Scots in the sunshine
There's a joke that goes, "How many fashion editors does it take to change a lightbulb?", the punchline of which is something that approximates to: "(Insert arbitrary number) - one to change it, and the rest to ask if the room comes in black." Much to the chagrin of many a designer, mainstream fashion editors have long been the Henry Fords of the industry - appreciating the chartreuses and the heliotropes* from afar, but selecting noir, noir, and more noir for themselves and their readers' 'real lives'. "We're not all Agyness Deyn, you know," so the logic goes, "Magenta just isn't going to fly in Huddersfield." The easiest of all possible easy options, a basecoat of black is the real gold standard within the industry, despite all Gok Wan's good works to the contrary. Frankly, it's going to take more than a nude catwalking session in Bluewater to prise fashion editors from their shades of sable, and so for good or probably for ill, the only 'new black' is black and black alone.
However, though I write to you drenched in sooty hues almost from head to toe, it is only partly due to its implied presence in my job description. Readers, I am in mourning. Inexplicably, it is that time of year again. Fashion's off season, summertime, is back once more. Don't get me wrong: we're not talking couture. Spring/Summer consistently makes for blissful catwalk collections - ethereal goddesses in pastel shades, walking on a combination of air and 100% vegan Stella McCartney heels - but we live in the real world. And it is a world of global warming-fuelled unpredictable temperatures and, more locally, a world which historically has no idea what to do with summer.
For evidence, see the ubiquitous scarlet collarbones accessorised on every street in our fair land, the day after a scorcher. Sun being so rare, so fleeting, and now, so unhealthily unprotected, the country freaks and heads outside for a good five-hour bake, SPF be damned. But being that sun is, largely speaking, still a novelty item, our bodies are hopelessly unprepared for exposure to the elements - let alone the town centre.

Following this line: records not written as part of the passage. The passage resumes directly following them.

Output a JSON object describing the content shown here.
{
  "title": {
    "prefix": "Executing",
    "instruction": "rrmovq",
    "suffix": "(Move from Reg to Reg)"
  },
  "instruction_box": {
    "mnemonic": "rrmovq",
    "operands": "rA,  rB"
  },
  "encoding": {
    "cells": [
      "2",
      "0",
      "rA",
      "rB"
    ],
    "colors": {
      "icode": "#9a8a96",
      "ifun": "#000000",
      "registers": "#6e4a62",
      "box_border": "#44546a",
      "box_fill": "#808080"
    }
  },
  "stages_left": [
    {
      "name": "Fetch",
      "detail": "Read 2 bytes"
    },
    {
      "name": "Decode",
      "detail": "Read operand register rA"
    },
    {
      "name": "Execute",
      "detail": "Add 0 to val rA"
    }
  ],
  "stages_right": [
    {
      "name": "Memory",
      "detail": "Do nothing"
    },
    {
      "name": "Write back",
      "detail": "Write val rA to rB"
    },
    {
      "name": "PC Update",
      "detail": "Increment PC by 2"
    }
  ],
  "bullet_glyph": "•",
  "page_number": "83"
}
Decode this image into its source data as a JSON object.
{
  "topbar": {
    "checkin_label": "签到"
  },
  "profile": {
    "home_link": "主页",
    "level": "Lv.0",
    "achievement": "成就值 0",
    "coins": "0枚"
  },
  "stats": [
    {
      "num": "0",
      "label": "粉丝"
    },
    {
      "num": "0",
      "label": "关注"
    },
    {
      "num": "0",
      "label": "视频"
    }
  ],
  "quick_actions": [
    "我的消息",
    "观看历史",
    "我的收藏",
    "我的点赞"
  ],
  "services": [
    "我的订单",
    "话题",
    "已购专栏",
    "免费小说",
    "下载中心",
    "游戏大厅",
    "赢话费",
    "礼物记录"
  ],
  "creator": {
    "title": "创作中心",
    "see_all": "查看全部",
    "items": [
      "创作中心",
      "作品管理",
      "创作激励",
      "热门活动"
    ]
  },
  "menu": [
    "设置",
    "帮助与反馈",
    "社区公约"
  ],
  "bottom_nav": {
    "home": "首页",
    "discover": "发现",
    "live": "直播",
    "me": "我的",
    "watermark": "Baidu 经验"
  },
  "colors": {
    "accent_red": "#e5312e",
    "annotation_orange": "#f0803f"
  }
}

Most of us are poor, pasty, unexfoliated urchins by nature, and if street style is anything to go by, summer is hailed by an onslaught of sunburn, sweat patches, fake tan streaks and strap marks.
Mark my words, there's only one good thing about summer here, and that's the rare license to wear sunglasses at all times. The rest is just shiny, urban hell in synthetic fabrics, alternately burning and freezing as the fickle sunshine wanders in and out as it pleases. Its a tough game, this, so we won't point out where your St Tropez ends, or giggle at your red bits. We're not going to talk about bikini diets, or cruisewear, or how best to tie your sarong, because we know you're doing your best. And being swathed in heat-sucking black, we fashion editors have it worse than most, and so if you don't mind, I'll just pull on the Ray Bans, and wait another ten minutes for the weather to change.
* yellow-green, and purple, in case you were wondering